To prod you, I wanted to speak to and confirm your own doubts and insecurities about the project that you voice in your task: that it is a form of ‘narcissism’, ‘couple therapy performed in public’, and your anxiety about answering to your colleagues about Parameters & Practice. How could this response confirm all your concerns? You wanted to be provoked, challenged and perhaps a bit embarrassed and if I did a good job you will feel all this and even be more confused after watching the video. I put myself—and us—on the line: the response feels vulnerable, absurd and potent. But it is also the easiest response I have done for the project to date, it flowed out of me two days after reading your task. It is also the one I am most happy with of all my responses. So, there you go.

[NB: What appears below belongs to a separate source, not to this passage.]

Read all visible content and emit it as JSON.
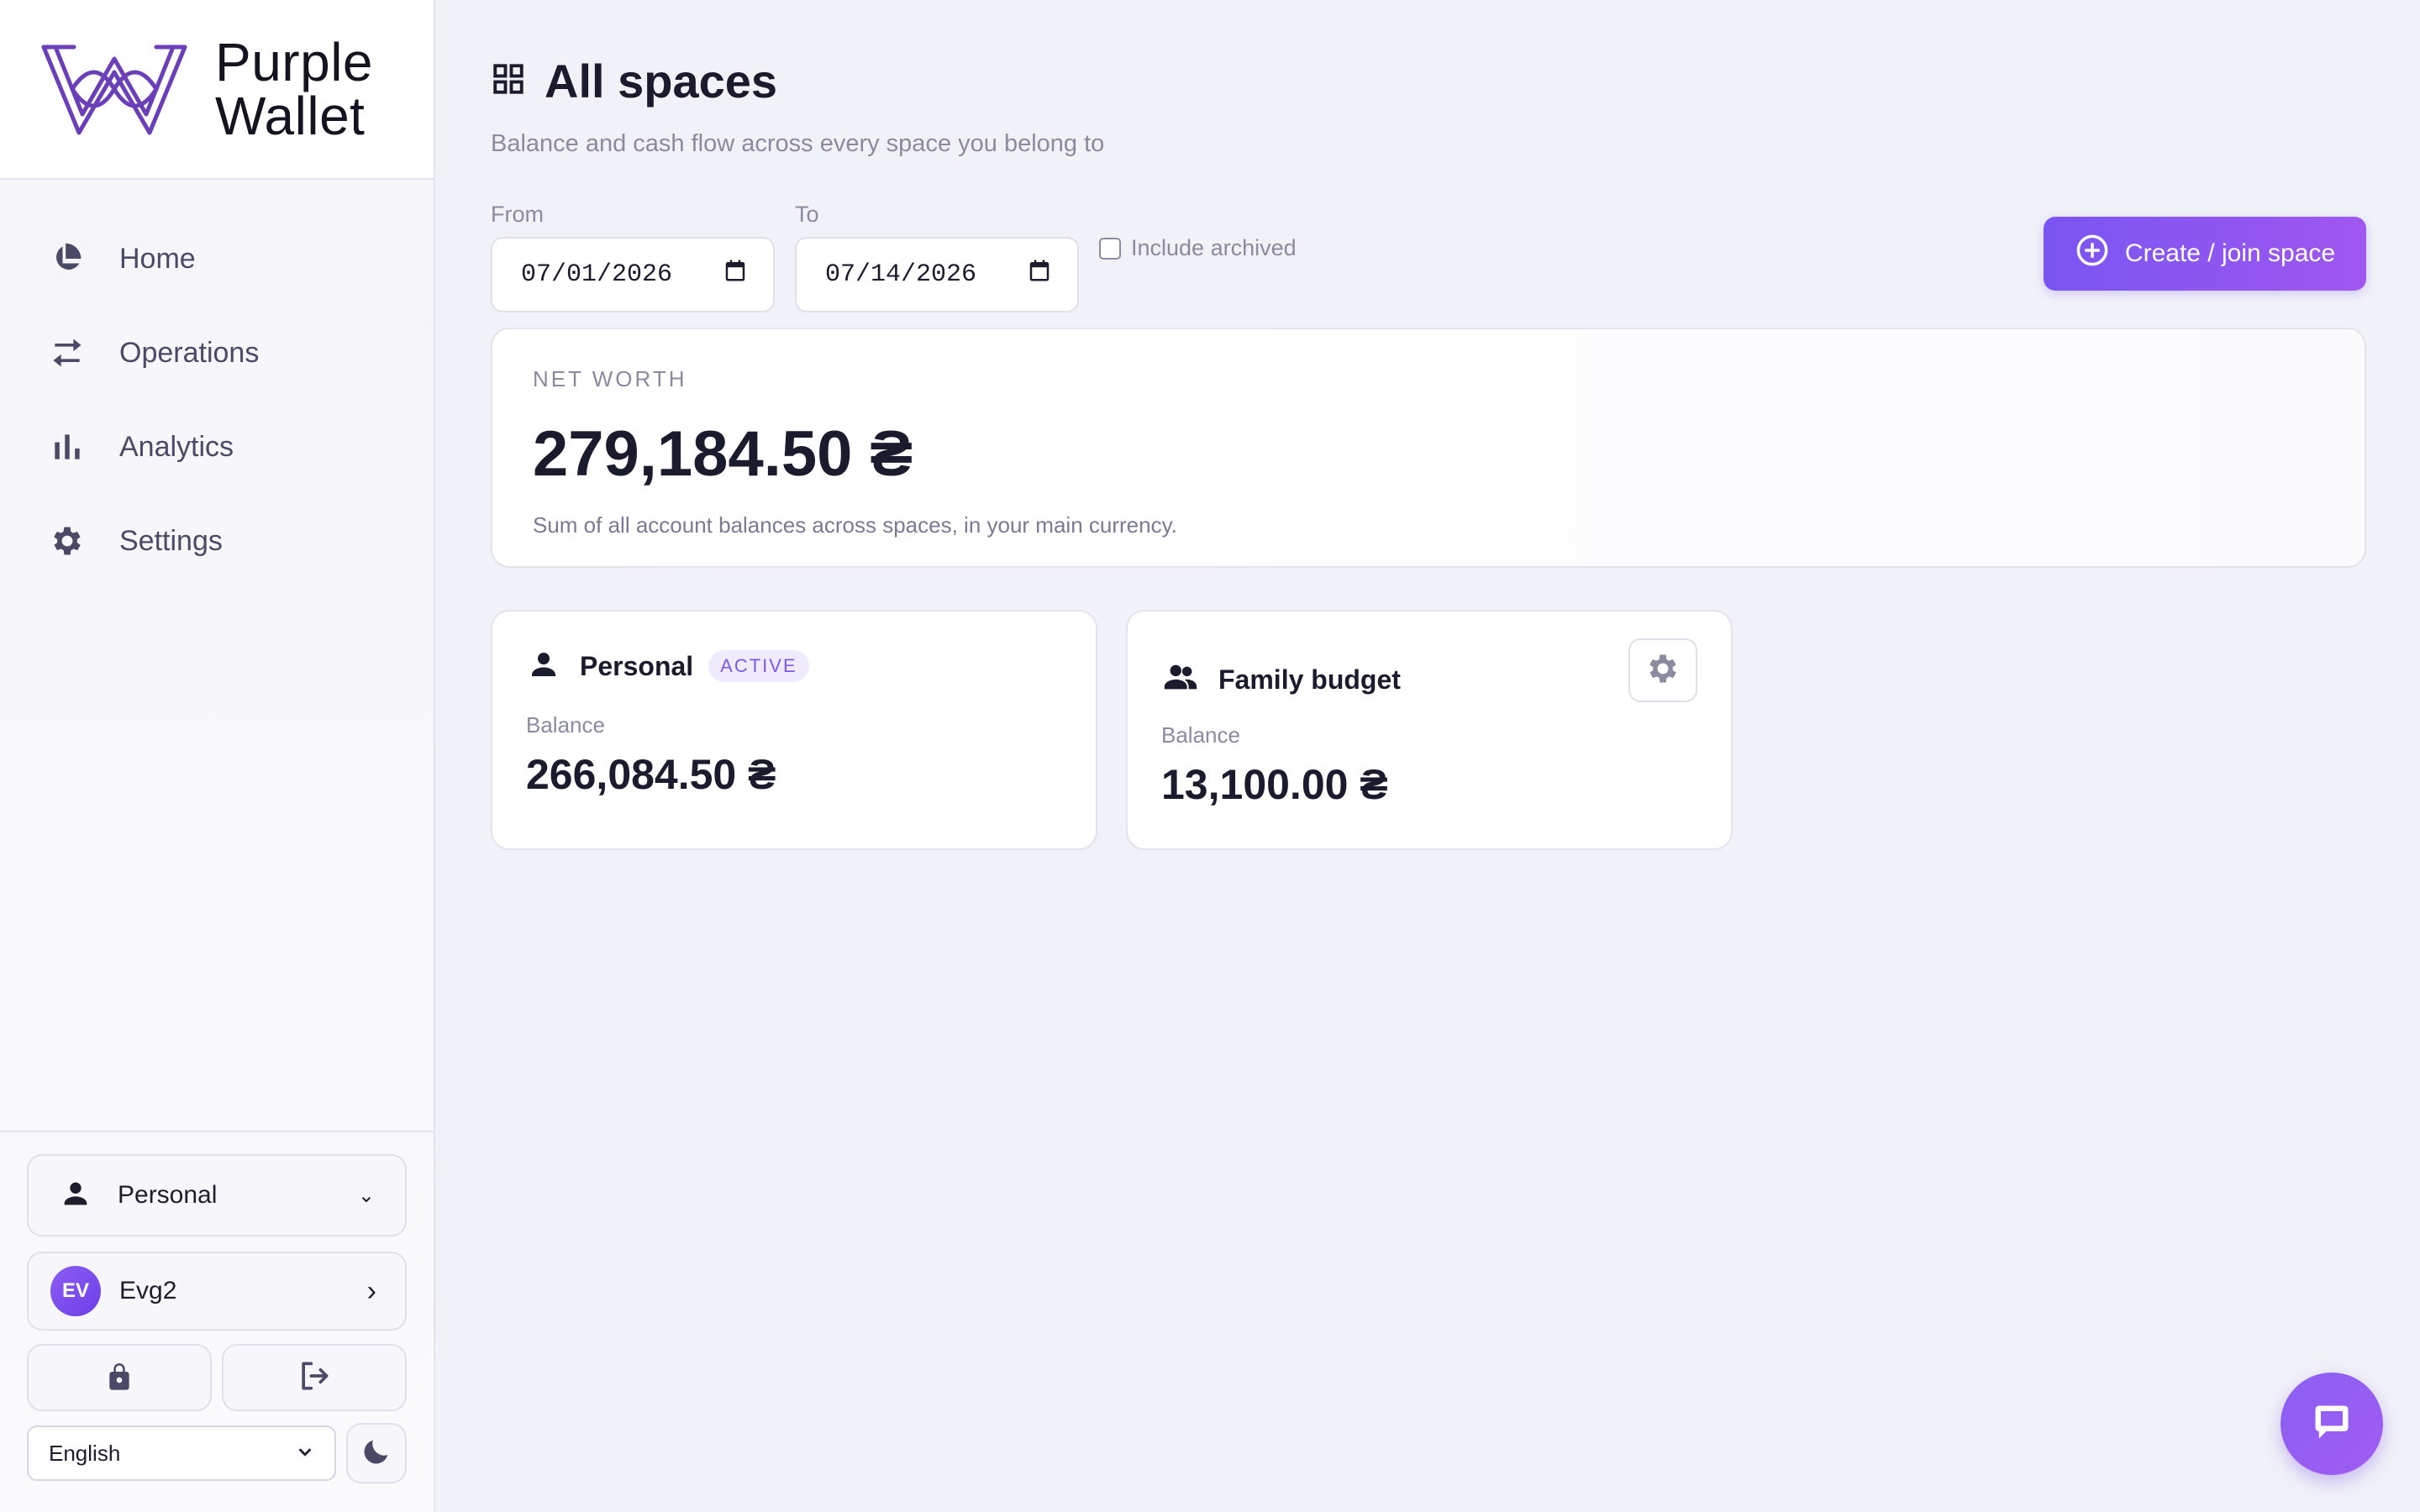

In the end, the ultimate obstruction was perhaps what was necessary to push me closer to the edge. There was no way of getting the response right, so why not get it as ‘wrong’ as possible! The making of this video below did indeed have me laugh out loud and cry on the inside. Undoubtedly, I have dug a hole for myself.
Footnote for Zyg